More complications apparently have arisen for Ascent Children’s Health Services, a group of behavioral health facilities for children whose chief executive office is state Rep. Dan Sullivan of Jonesboro. A review is underway of its Medicaid billings.
Ascent is the operator of a center in West Memphis where a child died Monday after being left in a hot van all day. Four employees have been charged with manslaughter. The center also closed Wednesday for sanitation at the direction of the state Health Department because of a growing outbreak of shigella bacteria that had affected almost 40 children and staff members. We learned through an FOI request that the Health Department wanted to close the center last week, but delayed the closure until Wednesday, two days after the child’s death, because Sullivan wanted time to notify parents for placement of children elsewhere.
Yesterday, I asked the state Department of Human Services about a tip I’d received that inquiries were being made into Ascent’s billing for Medicaid, which finances services for disabled children who use Ascent. Spokesman Brandi Hinkle responded:
DHS has referred Ascent to the Office of Medicaid Inspector General.
That office, headed by Elizabeth Smith, investigates potential Medicaid fraud. Hinkle provided no further detail to the message I received by e-mail late in the day Friday and I haven’t been able to get a response to followup questions as yet.
DHS is compiling for me the amount of government money paid to Ascent for various services. Those payments are not tied to headcount but to claims for services. Therapeutic daycare services have grown to a large and lucrative business in Arkansas.
Sullivan has not responded to multiple e-mails and a phone call to his cell phone.

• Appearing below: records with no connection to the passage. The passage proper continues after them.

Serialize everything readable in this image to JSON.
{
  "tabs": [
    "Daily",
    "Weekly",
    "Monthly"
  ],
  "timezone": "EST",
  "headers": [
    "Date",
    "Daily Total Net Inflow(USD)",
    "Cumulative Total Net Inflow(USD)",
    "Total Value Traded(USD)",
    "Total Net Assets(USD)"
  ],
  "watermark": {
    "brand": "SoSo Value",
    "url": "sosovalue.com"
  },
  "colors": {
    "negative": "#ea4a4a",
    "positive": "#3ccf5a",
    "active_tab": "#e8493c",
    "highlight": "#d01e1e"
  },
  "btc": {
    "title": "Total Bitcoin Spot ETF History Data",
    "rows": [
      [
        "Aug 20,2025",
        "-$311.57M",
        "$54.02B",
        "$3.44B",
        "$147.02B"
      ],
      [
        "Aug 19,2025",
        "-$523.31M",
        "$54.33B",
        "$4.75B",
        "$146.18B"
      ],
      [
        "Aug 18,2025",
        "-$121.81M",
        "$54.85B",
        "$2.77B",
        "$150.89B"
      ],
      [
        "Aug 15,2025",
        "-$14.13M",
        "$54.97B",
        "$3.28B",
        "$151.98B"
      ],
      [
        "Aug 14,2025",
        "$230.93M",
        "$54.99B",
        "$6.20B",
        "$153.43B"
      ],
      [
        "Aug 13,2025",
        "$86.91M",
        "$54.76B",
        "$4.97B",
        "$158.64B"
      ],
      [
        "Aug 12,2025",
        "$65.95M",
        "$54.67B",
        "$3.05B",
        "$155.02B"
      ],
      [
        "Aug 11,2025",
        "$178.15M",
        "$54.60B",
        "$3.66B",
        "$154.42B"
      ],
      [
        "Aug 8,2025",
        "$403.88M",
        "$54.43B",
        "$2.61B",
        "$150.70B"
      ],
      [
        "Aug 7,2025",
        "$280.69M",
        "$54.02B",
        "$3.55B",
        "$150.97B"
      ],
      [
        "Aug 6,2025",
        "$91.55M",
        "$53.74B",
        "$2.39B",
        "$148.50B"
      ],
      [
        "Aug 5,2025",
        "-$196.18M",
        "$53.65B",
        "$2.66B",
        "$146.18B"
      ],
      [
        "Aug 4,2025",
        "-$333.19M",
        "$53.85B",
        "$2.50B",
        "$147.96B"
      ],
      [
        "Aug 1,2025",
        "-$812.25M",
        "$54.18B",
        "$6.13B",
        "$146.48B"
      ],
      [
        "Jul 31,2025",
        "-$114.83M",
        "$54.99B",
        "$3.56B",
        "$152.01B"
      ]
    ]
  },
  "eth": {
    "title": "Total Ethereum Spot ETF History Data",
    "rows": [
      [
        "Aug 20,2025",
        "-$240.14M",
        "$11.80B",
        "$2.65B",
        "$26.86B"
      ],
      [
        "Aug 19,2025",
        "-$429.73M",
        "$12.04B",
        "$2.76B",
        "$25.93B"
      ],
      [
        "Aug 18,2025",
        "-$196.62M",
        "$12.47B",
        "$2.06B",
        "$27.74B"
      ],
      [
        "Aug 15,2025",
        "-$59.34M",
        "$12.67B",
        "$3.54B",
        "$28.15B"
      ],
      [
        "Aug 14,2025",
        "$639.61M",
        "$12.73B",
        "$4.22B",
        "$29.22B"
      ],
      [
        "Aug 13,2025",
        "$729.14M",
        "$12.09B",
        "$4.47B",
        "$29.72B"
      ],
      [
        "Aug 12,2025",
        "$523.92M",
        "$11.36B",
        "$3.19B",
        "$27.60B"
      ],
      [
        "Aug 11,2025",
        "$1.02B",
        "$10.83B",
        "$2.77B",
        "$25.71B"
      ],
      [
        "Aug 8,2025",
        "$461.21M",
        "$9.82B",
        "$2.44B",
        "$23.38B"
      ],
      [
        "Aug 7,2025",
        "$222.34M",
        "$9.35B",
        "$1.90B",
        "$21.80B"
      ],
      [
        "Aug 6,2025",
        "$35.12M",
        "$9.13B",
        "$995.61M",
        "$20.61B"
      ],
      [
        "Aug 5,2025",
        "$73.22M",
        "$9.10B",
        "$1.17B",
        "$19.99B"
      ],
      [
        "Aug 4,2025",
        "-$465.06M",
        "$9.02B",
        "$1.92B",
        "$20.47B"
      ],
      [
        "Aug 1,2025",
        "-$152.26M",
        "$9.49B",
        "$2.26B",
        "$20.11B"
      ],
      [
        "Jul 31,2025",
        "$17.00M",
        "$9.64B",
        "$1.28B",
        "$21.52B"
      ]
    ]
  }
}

Ascent is a subsidiary of the larger Acadia Health Care. Sullivan as a legislator has been an advocate for less regulation of child care facilities. He passed legislation in 2017 to strip the Arkansas Early Childhood Commission of regulatory authority over such facilities.
UPDATE: Hinkle tells me an outside review was requested because the child who died had been checked in for class, and thus eligible for reimbursement, when the child had clearly not reached the classroom. Because of poor practice in following procedure in that case, she said, the state thought a “broad and thorough” review was “good stewardship.”